The report, led by Professor Daniel Mills from the University of Lincoln, highlights serious concerns regarding the welfare implications of collars being used by individuals without adequate knowledge.
Assessment of who has that knowledge, given the unregulated nature of the industry, was cited as problematic.
It also identifies the need for devices to adhere to certain criteria (voltage limitations etc.) to prevent abuse.
It also recommends that if legislative action is not taken by government, then the licensing of practitioners – together with a procedure for documenting each use – would need to be introduced.
Caroline Kisko, Kennel Club communications director, said: ?The report?s recommendations as to how these devices could be used without negative welfare implications are so unrealistic to enforce it proves the government really has no choice but to impose an outright ban.?
Additional research is soon to be published by DEFRA on the use of hand held devices with regard to the animal?s welfare.
The research has now cost a total of £538,925 and has raised many concerns regarding its ability to provide true representative data, for example by using skilled dog trainers and heavily biased training protocol when exposing the dogs to electric collars.
More realistic data could have been gained by using general dog owners who are most likely to use the devices with little to no guidance.
The Kennel Club firmly believes that positive training tools and methods exist that can produce dogs that are trained just as (if not more) quickly and reliably, with absolutely no fear, pain, or potential damage to the relationship between dog and handler.
Police dogs, armed forces dogs and assistance dogs are never trained using electric collars.

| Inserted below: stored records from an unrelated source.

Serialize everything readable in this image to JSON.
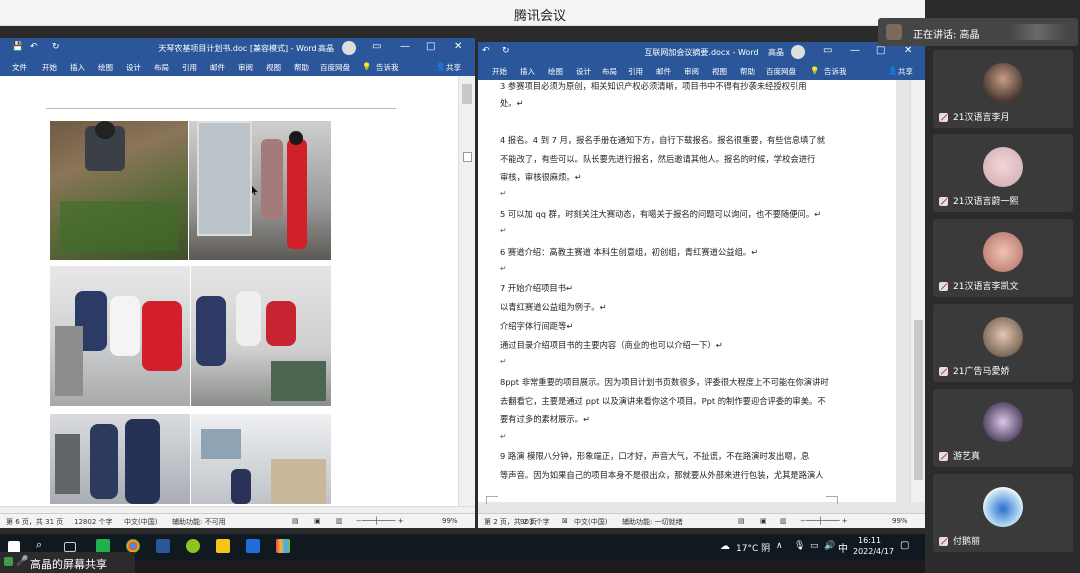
{
  "app_title": "腾讯会议",
  "speaker": {
    "label": "正在讲话: 高晶"
  },
  "share_label": "高晶的屏幕共享",
  "left_word": {
    "doc_title": "天琴农基项目计划书.doc [兼容模式] - Word",
    "user": "高晶",
    "tabs": [
      "文件",
      "开始",
      "插入",
      "绘图",
      "设计",
      "布局",
      "引用",
      "邮件",
      "审阅",
      "视图",
      "帮助",
      "百度网盘"
    ],
    "tell_me": "告诉我",
    "share": "共享",
    "status": {
      "page": "第 6 页，共 31 页",
      "words": "12802 个字",
      "lang": "中文(中国)",
      "accessibility": "辅助功能: 不可用",
      "zoom": "99%"
    }
  },
  "right_word": {
    "doc_title": "互联网加会议摘要.docx - Word",
    "user": "高晶",
    "tabs": [
      "开始",
      "插入",
      "绘图",
      "设计",
      "布局",
      "引用",
      "邮件",
      "审阅",
      "视图",
      "帮助",
      "百度网盘"
    ],
    "tell_me": "告诉我",
    "share": "共享",
    "status": {
      "page": "第 2 页，共 2 页",
      "words": "903 个字",
      "lang": "中文(中国)",
      "accessibility": "辅助功能: 一切就绪",
      "zoom": "99%"
    },
    "paragraphs": [
      "3 参赛项目必须为原创，相关知识产权必须清晰，项目书中不得有抄袭未经授权引用",
      "处。↵",
      "4 报名。4 到 7 月，报名手册在通知下方，自行下载报名。报名很重要，有些信息填了就",
      "不能改了，有些可以。队长要先进行报名，然后邀请其他人。报名的时候，学校会进行",
      "审核，审核很麻烦。↵",
      "5 可以加 qq 群，时刻关注大赛动态，有噶关于报名的问题可以询问，也不要随便问。↵",
      "6 赛道介绍：高教主赛道  本科生创意组，初创组，青红赛道公益组。↵",
      "7 开始介绍项目书↵",
      "以青红赛道公益组为例子。↵",
      "介绍字体行间距等↵",
      "通过目录介绍项目书的主要内容（商业的也可以介绍一下）↵",
      "8ppt 非常重要的项目展示。因为项目计划书页数很多，评委很大程度上不可能在你演讲时",
      "去翻看它，主要是通过 ppt 以及演讲来看你这个项目。Ppt 的制作要迎合评委的审美。不",
      "要有过多的素材展示。↵",
      "9 路演       模限八分钟，形象端正，口才好，声音大气，不扯谎，不在路演时发出嗯，息",
      "等声音。因为如果自己的项目本身不是很出众，那就要从外部来进行包装，尤其是路演人"
    ]
  },
  "participants": [
    {
      "name": "21汉语言李月"
    },
    {
      "name": "21汉语言蔚一熙"
    },
    {
      "name": "21汉语言李凯文"
    },
    {
      "name": "21广告马愛娇"
    },
    {
      "name": "游艺真"
    },
    {
      "name": "付鹅丽"
    }
  ],
  "taskbar": {
    "weather": "17°C 阴",
    "ime": "中",
    "time": "16:11",
    "date": "2022/4/17"
  }
}
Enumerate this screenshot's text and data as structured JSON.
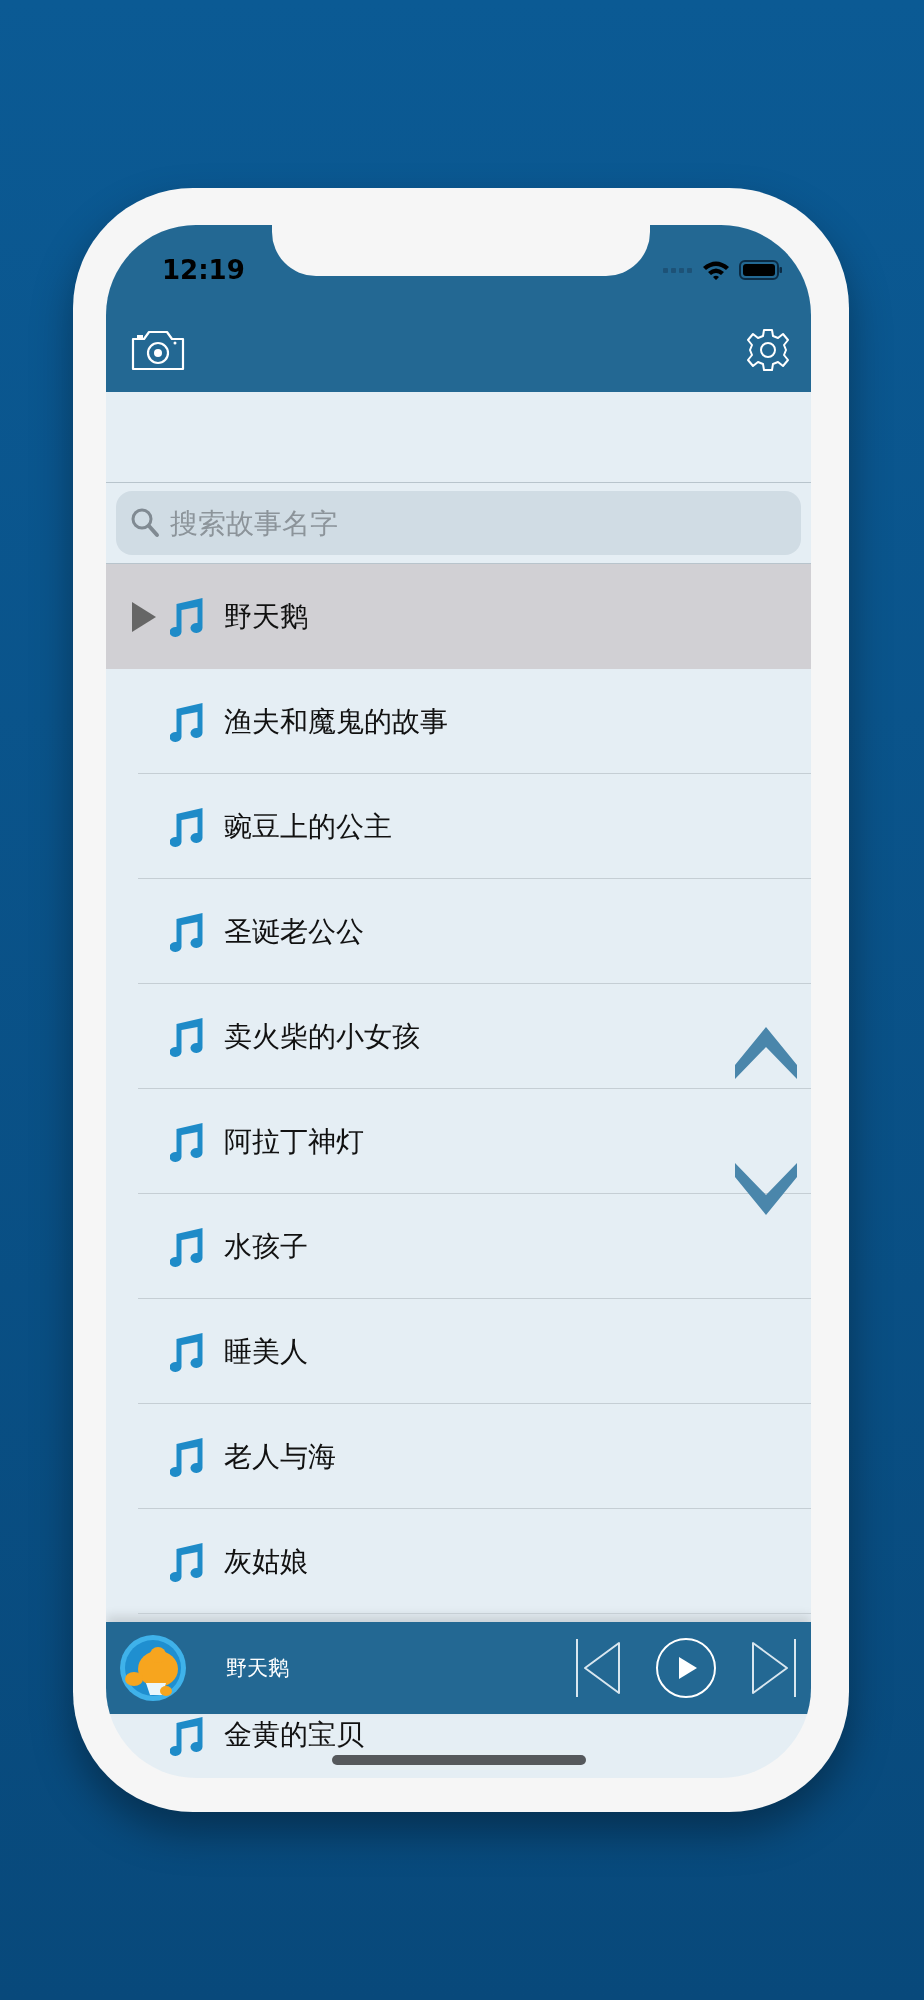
{
  "status_bar": {
    "time": "12:19"
  },
  "search": {
    "placeholder": "搜索故事名字"
  },
  "stories": [
    {
      "title": "野天鹅",
      "selected": true
    },
    {
      "title": "渔夫和魔鬼的故事",
      "selected": false
    },
    {
      "title": "豌豆上的公主",
      "selected": false
    },
    {
      "title": "圣诞老公公",
      "selected": false
    },
    {
      "title": "卖火柴的小女孩",
      "selected": false
    },
    {
      "title": "阿拉丁神灯",
      "selected": false
    },
    {
      "title": "水孩子",
      "selected": false
    },
    {
      "title": "睡美人",
      "selected": false
    },
    {
      "title": "老人与海",
      "selected": false
    },
    {
      "title": "灰姑娘",
      "selected": false
    },
    {
      "title": "金黄的宝贝",
      "selected": false
    }
  ],
  "player": {
    "title": "野天鹅",
    "playing": false
  }
}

This viewpoint is shared by dog trainer and behaviourist, Carolyn Menteith, who said: ?Electric collars serve no purpose in today?s society. There are many positive and reward-based training methods available which can train dogs effectively.?
?Responsible owners would never wish to train their dog through pain and fear of further punishment which is exactly how these devices work. A ban cannot come soon enough.?

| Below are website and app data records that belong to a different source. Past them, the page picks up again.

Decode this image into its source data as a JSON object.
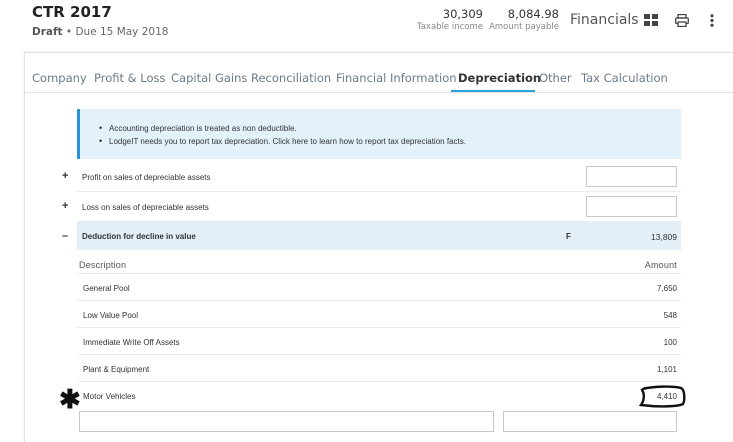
{
  "header": {
    "title": "CTR 2017",
    "status": "Draft",
    "due": "• Due 15 May 2018",
    "taxable_income_value": "30,309",
    "taxable_income_label": "Taxable income",
    "amount_payable_value": "8,084.98",
    "amount_payable_label": "Amount payable",
    "financials_label": "Financials",
    "icons": [
      "grid-icon",
      "print-icon",
      "more-vertical-icon"
    ]
  },
  "tabs": [
    "Company",
    "Profit & Loss",
    "Capital Gains",
    "Reconciliation",
    "Financial Information",
    "Depreciation",
    "Other",
    "Tax Calculation"
  ],
  "active_tab": "Depreciation",
  "info": {
    "lines": [
      "Accounting depreciation is treated as non deductible.",
      "LodgeIT needs you to report tax depreciation. Click here to learn how to report tax depreciation facts."
    ]
  },
  "rows": {
    "profit": {
      "toggle": "+",
      "label": "Profit on sales of depreciable assets",
      "value": ""
    },
    "loss": {
      "toggle": "+",
      "label": "Loss on sales of depreciable assets",
      "value": ""
    },
    "deduction": {
      "toggle": "–",
      "label": "Deduction for decline in value",
      "code": "F",
      "value": "13,809"
    }
  },
  "breakdown": {
    "col_description": "Description",
    "col_amount": "Amount",
    "items": [
      {
        "label": "General Pool",
        "amount": "7,650"
      },
      {
        "label": "Low Value Pool",
        "amount": "548"
      },
      {
        "label": "Immediate Write Off Assets",
        "amount": "100"
      },
      {
        "label": "Plant & Equipment",
        "amount": "1,101"
      },
      {
        "label": "Motor Vehicles",
        "amount": "4,410"
      }
    ]
  },
  "annotation": {
    "mark": "✱"
  },
  "colors": {
    "accent": "#2aa4d8",
    "info_bg": "#e3f1fb",
    "shaded_row": "#e4eef7"
  }
}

The Kennel Club is lobbying for a ban on electric collars similar to that introduced and successfully upheld in Wales.
This came after the Welsh regulations were cleared by the European Commission, making them the first of their kind in the UK, as well as the first secondary legislation introduced in Wales under the Animal Welfare Act.
The report by Professor Daniel Mills is available at the CAWC website www.cawc.org.uk